The Novotny Device
Kira wondered if she was safe. She carried a lawn chair under the night sky. The smell of freshly mowed grass wafted sweetly under her nose. Her sister, Suzanne passed her by saying, “Hurry up, sis. You don’t want to miss it!” She scrambled on ahead with another lawn chair.
Kira still wasn’t sure what “it” was. She was beginning to doubt the sanity of her older sister. She acted as though she lived safely in Kentucky, not on an alien planet far from settled space. The government ‘strongly’ recommended against traveling to the colony of Warfield III. Three different aggressive alien species prowled the region. Any of them might attack the weakly protected colony.
She settled in beside Suzanne and wondered if she’d made a mistake coming here. “So what are we waiting for?” she said.
“Oh, you’ll see. You’ll love it,” said Suzanne’s husband, Norm. He flipped another burger on the grill.
More people gathered, friends and neighbors of the Hansens. Tables were setup and covered with bowls of potato salad, mac & cheese, and jello. Soon a group of thirty chattered excitedly about the upcoming event.
Kira looked over at Richard as he wore a peculiar looking helmet. Suzanne’s son had been born with autism, like so many of the children on Warfield III. His head lolled from side to side. Kira felt sad that the children would be unable to help their family develop the colony. She noticed a cord leading from Richard’s helmet to a bluish machine, resting on a folding table, beside a bowl of three-bean salad. Kira pointed, “What’s that for?”
Suzanne said, “Oh that’s for Richard. It’s a Novotny Device. It helps him.”
Kira wondered what exactly it did. Before she had a chance to ask she saw the first explosion. It flashed red across the sky. “Ooh!” chanted the crowd. Another blast rocked the sky. “Aaah!”

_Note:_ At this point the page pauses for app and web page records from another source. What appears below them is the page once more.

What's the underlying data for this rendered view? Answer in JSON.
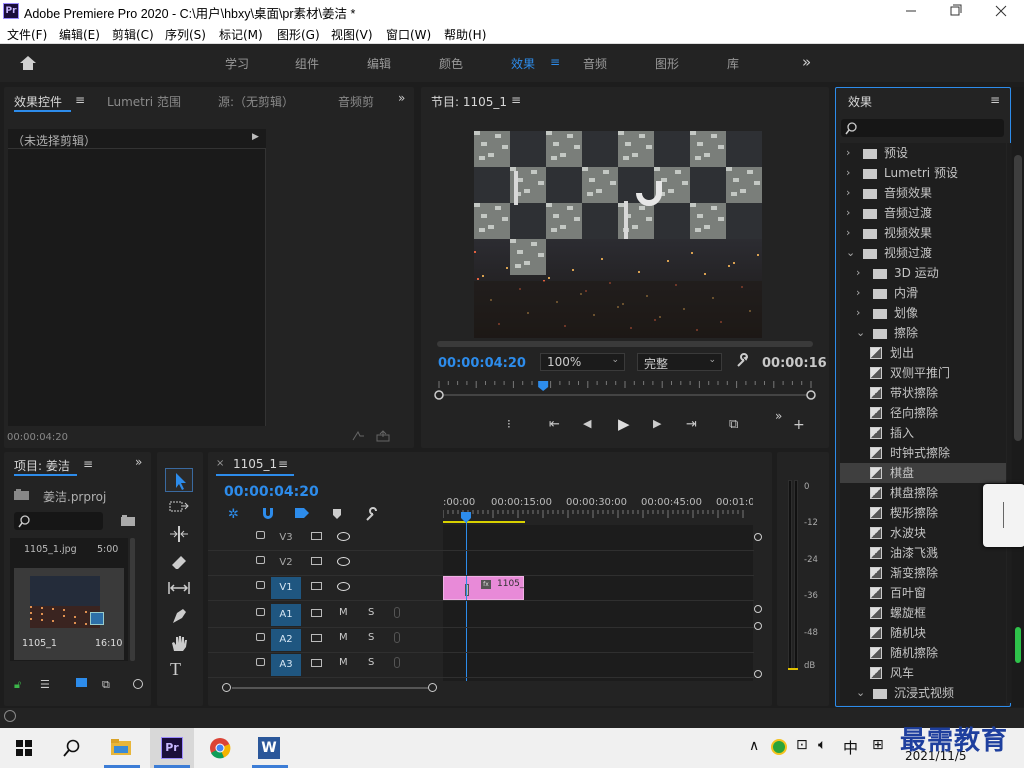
{
  "window": {
    "title": "Adobe Premiere Pro 2020 - C:\\用户\\hbxy\\桌面\\pr素材\\姜洁 *",
    "app_icon": "Pr"
  },
  "menu": [
    "文件(F)",
    "编辑(E)",
    "剪辑(C)",
    "序列(S)",
    "标记(M)",
    "图形(G)",
    "视图(V)",
    "窗口(W)",
    "帮助(H)"
  ],
  "workspaces": {
    "items": [
      "学习",
      "组件",
      "编辑",
      "颜色",
      "效果",
      "音频",
      "图形",
      "库"
    ],
    "active": "效果"
  },
  "source_panel": {
    "tabs": [
      "效果控件",
      "Lumetri 范围",
      "源:（无剪辑）",
      "音频剪"
    ],
    "no_clip": "（未选择剪辑）",
    "timecode": "00:00:04:20"
  },
  "program": {
    "title": "节目: 1105_1",
    "timecode_in": "00:00:04:20",
    "zoom": "100%",
    "quality": "完整",
    "timecode_out": "00:00:16",
    "playhead_fraction": 0.28
  },
  "effects": {
    "title": "效果",
    "search_placeholder": "",
    "tree": [
      {
        "label": "预设",
        "depth": 0,
        "type": "special",
        "exp": false
      },
      {
        "label": "Lumetri 预设",
        "depth": 0,
        "type": "special",
        "exp": false
      },
      {
        "label": "音频效果",
        "depth": 0,
        "type": "folder",
        "exp": false
      },
      {
        "label": "音频过渡",
        "depth": 0,
        "type": "folder",
        "exp": false
      },
      {
        "label": "视频效果",
        "depth": 0,
        "type": "folder",
        "exp": false
      },
      {
        "label": "视频过渡",
        "depth": 0,
        "type": "folder",
        "exp": true
      },
      {
        "label": "3D 运动",
        "depth": 1,
        "type": "folder",
        "exp": false
      },
      {
        "label": "内滑",
        "depth": 1,
        "type": "folder",
        "exp": false
      },
      {
        "label": "划像",
        "depth": 1,
        "type": "folder",
        "exp": false
      },
      {
        "label": "擦除",
        "depth": 1,
        "type": "folder",
        "exp": true
      },
      {
        "label": "划出",
        "depth": 2,
        "type": "effect"
      },
      {
        "label": "双侧平推门",
        "depth": 2,
        "type": "effect"
      },
      {
        "label": "带状擦除",
        "depth": 2,
        "type": "effect"
      },
      {
        "label": "径向擦除",
        "depth": 2,
        "type": "effect"
      },
      {
        "label": "插入",
        "depth": 2,
        "type": "effect"
      },
      {
        "label": "时钟式擦除",
        "depth": 2,
        "type": "effect"
      },
      {
        "label": "棋盘",
        "depth": 2,
        "type": "effect",
        "selected": true
      },
      {
        "label": "棋盘擦除",
        "depth": 2,
        "type": "effect"
      },
      {
        "label": "楔形擦除",
        "depth": 2,
        "type": "effect"
      },
      {
        "label": "水波块",
        "depth": 2,
        "type": "effect"
      },
      {
        "label": "油漆飞溅",
        "depth": 2,
        "type": "effect"
      },
      {
        "label": "渐变擦除",
        "depth": 2,
        "type": "effect"
      },
      {
        "label": "百叶窗",
        "depth": 2,
        "type": "effect"
      },
      {
        "label": "螺旋框",
        "depth": 2,
        "type": "effect"
      },
      {
        "label": "随机块",
        "depth": 2,
        "type": "effect"
      },
      {
        "label": "随机擦除",
        "depth": 2,
        "type": "effect"
      },
      {
        "label": "风车",
        "depth": 2,
        "type": "effect"
      },
      {
        "label": "沉浸式视频",
        "depth": 1,
        "type": "folder",
        "exp": true
      }
    ]
  },
  "project": {
    "title": "项目: 姜洁",
    "file": "姜洁.prproj",
    "item_top_name": "1105_1.jpg",
    "item_top_dur": "5:00",
    "item_name": "1105_1",
    "item_dur": "16:10"
  },
  "timeline": {
    "tab": "1105_1",
    "timecode": "00:00:04:20",
    "ruler": [
      ":00:00",
      "00:00:15:00",
      "00:00:30:00",
      "00:00:45:00",
      "00:01:0"
    ],
    "video_tracks": [
      "V3",
      "V2",
      "V1"
    ],
    "audio_tracks": [
      "A1",
      "A2",
      "A3"
    ],
    "clip_label": "1105_",
    "mute": "M",
    "solo": "S"
  },
  "meter": {
    "scale": [
      "0",
      "-12",
      "-24",
      "-36",
      "-48",
      "dB"
    ]
  },
  "taskbar": {
    "ime": "中",
    "time": "",
    "date": "2021/11/5"
  },
  "watermark": "最需教育",
  "colors": {
    "accent": "#2d8ceb",
    "clip": "#e88ad8",
    "track_btn": "#1f5680",
    "selected_row": "#3f3f3f"
  }
}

The explosions were massive, far larger than any fireworks she’d ever seen before. Soon she smiled along with the crowd, chanting along with them. At last she felt a sense of normalcy. It was human beings doing something that Earth humans had enjoyed for centuries. The explosions became more frequent. Soon the crowd was cheering loudly between bites of hot dogs and apple pie. After an hour, Kira wondered how such a small colony could afford such an impressive fireworks display. “Suzanne,” she said. “Does this happen often?”
“Oh, not too often. Last one was 7 months ago. It was the Kirukians, I think.”
“Peraculbi,” corrected Norm.
“Oh that’s right.”
“What are those?” asked Kira.
Suzanne took a sip of wine. “Invasion fleets.”
Kira felt cold inside. “Invasion?” She pointed into the sky. “But what about the fireworks?”
“Oh, those aren’t fireworks,” said Norm. He handed her a hotdog. “That’s another invasion fleet.”
“We’re being invaded?” choked Kira.
“Yep,” said Norm, swigging his beer.
Kira looked at the unconcerned people smiling and eating around her. “Ah, shouldn’t we be running for shelter?” Perhaps she was right in the first place. Suzanne and everyone else on this planet had gone stark-raving mad!
“Nah!” scoffed Suzanne. She pointed to her son. “Richard and the others have it handled.”
“But he’s autistic! What can he do?”
Suzanne grinned. “A lot, with the Novotny Device.”
Norm sat beside her. “Yep. The aliens look at us and see no spaceships, no planetary defenses, and think we’re an easy target. We were, until the Novotny Device came along. The aliens update their shields, their stealth, their weapons, and none of it ever helps ’em. You see, the Novotny Device only works with autistics, and we’ve got a lot of them hooked up to the devices. It allows them to focus incredible mental energy on a single point, like a spaceship. The ships just blow up, and the aliens cain’t figure how we’re doing it. So they just keep on coming back, over and over again.”
Kira tried to take it all in. “So you’re not worried about the alien invasion fleets.”
Suzanne patted her hand. “Nope. Way I see it, it’ll only be a few years more before the aliens wipe themselves out.”
“It’ll be a sad day,” sighed Norm.
“I know,” sighed Suzanne. “I do love the fireworks.”
This is written for Sunday Photo Fiction. Each week, Alastair Forbes offers a photo as a writing prompt for flash fiction. The photo above is this week’s prompt. Look here for more stories based upon the photo above: http://sundayphotofictioner.wordpress.com/2014/12/28/sunday-photo-fiction-december-28th-2014/